Finally, Agreement is Near
Kenneth R. Ken Plum
The House of Delegates and the Senate have reached agreement on the revenue side of the budget, the most vexing part of the budget impasse. Much to the astonishment of most everyone, the tax bill that passed raised more revenue than even Governor Warner had proposed. It will raise by some estimates upwards of $1.6 billion.
The impact on individual taxpayers will be gentle except for smokers who will see the current two and a half cents tax increase to 20 cents next year and 30 cents the following year. The sales tax will increase by a half cent, but the sales tax on food will be reduced beginning July 1, 2005. The marriage penalty is eliminated in the income tax, and exemptions increase from $800 to $900. Senior citizens will keep the current income tax subtractions, but those who turn 65 in the future will have their income means-tested to determine the level of subtraction. The tax on the recordation of deeds will increase from 15 to 25 cents per $100 of value.
The positive impact of additional revenue will be much greater than I had predicted last week in this column. The state will come much closer to funding its share of public school costs than it has in many years. The waiting list for mental retardation services will be reduced by nearly half. Public safety officers pay will increase. The big hole in the budget will be the lack of new monies for transportation. The final budget is expected to be adopted later this week.
The moderate coalition that put together a budget with much coaxing and persuading from Governor Mark Warner is particularly amazing when viewed against the ultra-conservative, anti-tax successes in other states. Delegates and Senators from both parties took statesmanlike positions in voting for a reasonable and responsible budget while putting themselves in probable political peril with almost certain stiff challenges in the next election.
I plan to look for ways to hold the coalition together on future issues to ensure that Virginia stays in the mainstream. We need to continue to work together to improve the business climate and economic development of the state and to improve the quality of life for all citizens. Such issues are not Republican or Democratic but rather are in the moderate range on a political spectrum that spans the extremes of political thought.

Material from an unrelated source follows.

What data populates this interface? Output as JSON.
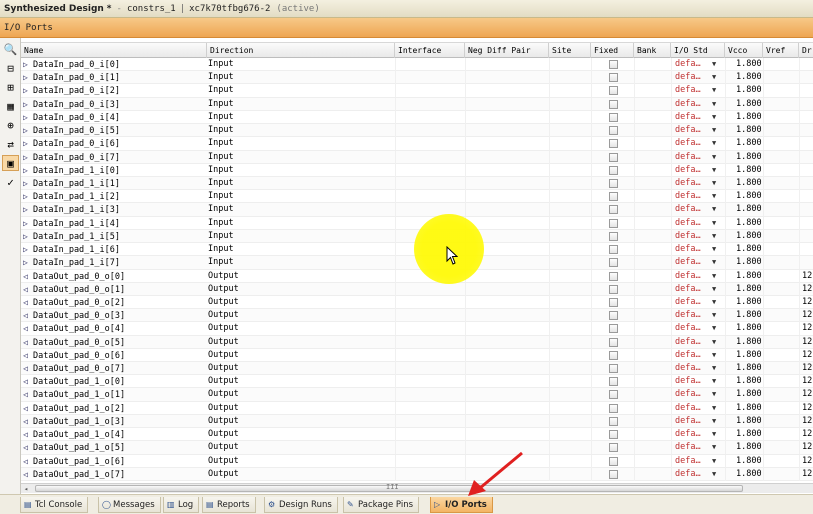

A change in leadership in the House of Delegates is likely after the next election of members. The coalition could work together to put in place bipartisan or nonpartisan leadership in the House of Delegates to reduce the sharp divisions and partisanship that too often inhibit the House in doing its work effectively.
The pressures of legislative service over the past several months remind me of the dislike that George Mason developed about public life. As quoted in the current issue of the Journal of Colonial Williamsburg, Mason wrote in his Will advising his heirs to prefer the happiness and independence of a private station to the troubles and vexations of public business. Mason made an exception when the necessity of the times should engage them in public affairs. While there have been many frustrations and disappointments over the past several months, I am honored and pleased to be able to work on behalf of my constituents on these critically important public policy issues.